**BRIEF**. Omit all pictures, then retype the data exactly as given.

**DATA IN THIS EXERCISE**.
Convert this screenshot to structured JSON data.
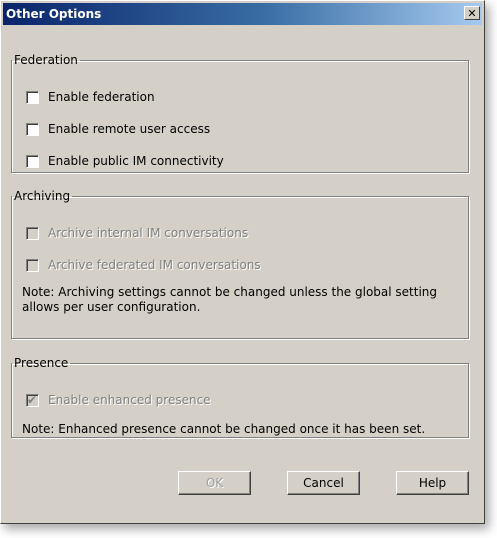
{
  "window": {
    "title": "Other Options",
    "close_glyph": "✕"
  },
  "federation": {
    "legend": "Federation",
    "options": [
      {
        "label": "Enable federation",
        "checked": false,
        "enabled": true
      },
      {
        "label": "Enable remote user access",
        "checked": false,
        "enabled": true
      },
      {
        "label": "Enable public IM connectivity",
        "checked": false,
        "enabled": true
      }
    ]
  },
  "archiving": {
    "legend": "Archiving",
    "options": [
      {
        "label": "Archive internal IM conversations",
        "checked": false,
        "enabled": false
      },
      {
        "label": "Archive federated IM conversations",
        "checked": false,
        "enabled": false
      }
    ],
    "note": "Note: Archiving settings cannot be changed unless the global setting allows per user configuration."
  },
  "presence": {
    "legend": "Presence",
    "options": [
      {
        "label": "Enable enhanced presence",
        "checked": true,
        "enabled": false
      }
    ],
    "note": "Note: Enhanced presence cannot be changed once it has been set."
  },
  "buttons": {
    "ok": "OK",
    "cancel": "Cancel",
    "help": "Help"
  }
}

**FINISHED EXERCISE**.
Convert this screenshot to structured JSON data.
{
  "window": {
    "title": "Other Options",
    "close_glyph": "✕"
  },
  "federation": {
    "legend": "Federation",
    "options": [
      {
        "label": "Enable federation",
        "checked": false,
        "enabled": true
      },
      {
        "label": "Enable remote user access",
        "checked": false,
        "enabled": true
      },
      {
        "label": "Enable public IM connectivity",
        "checked": false,
        "enabled": true
      }
    ]
  },
  "archiving": {
    "legend": "Archiving",
    "options": [
      {
        "label": "Archive internal IM conversations",
        "checked": false,
        "enabled": false
      },
      {
        "label": "Archive federated IM conversations",
        "checked": false,
        "enabled": false
      }
    ],
    "note": "Note: Archiving settings cannot be changed unless the global setting allows per user configuration."
  },
  "presence": {
    "legend": "Presence",
    "options": [
      {
        "label": "Enable enhanced presence",
        "checked": true,
        "enabled": false
      }
    ],
    "note": "Note: Enhanced presence cannot be changed once it has been set."
  },
  "buttons": {
    "ok": "OK",
    "cancel": "Cancel",
    "help": "Help"
  }
}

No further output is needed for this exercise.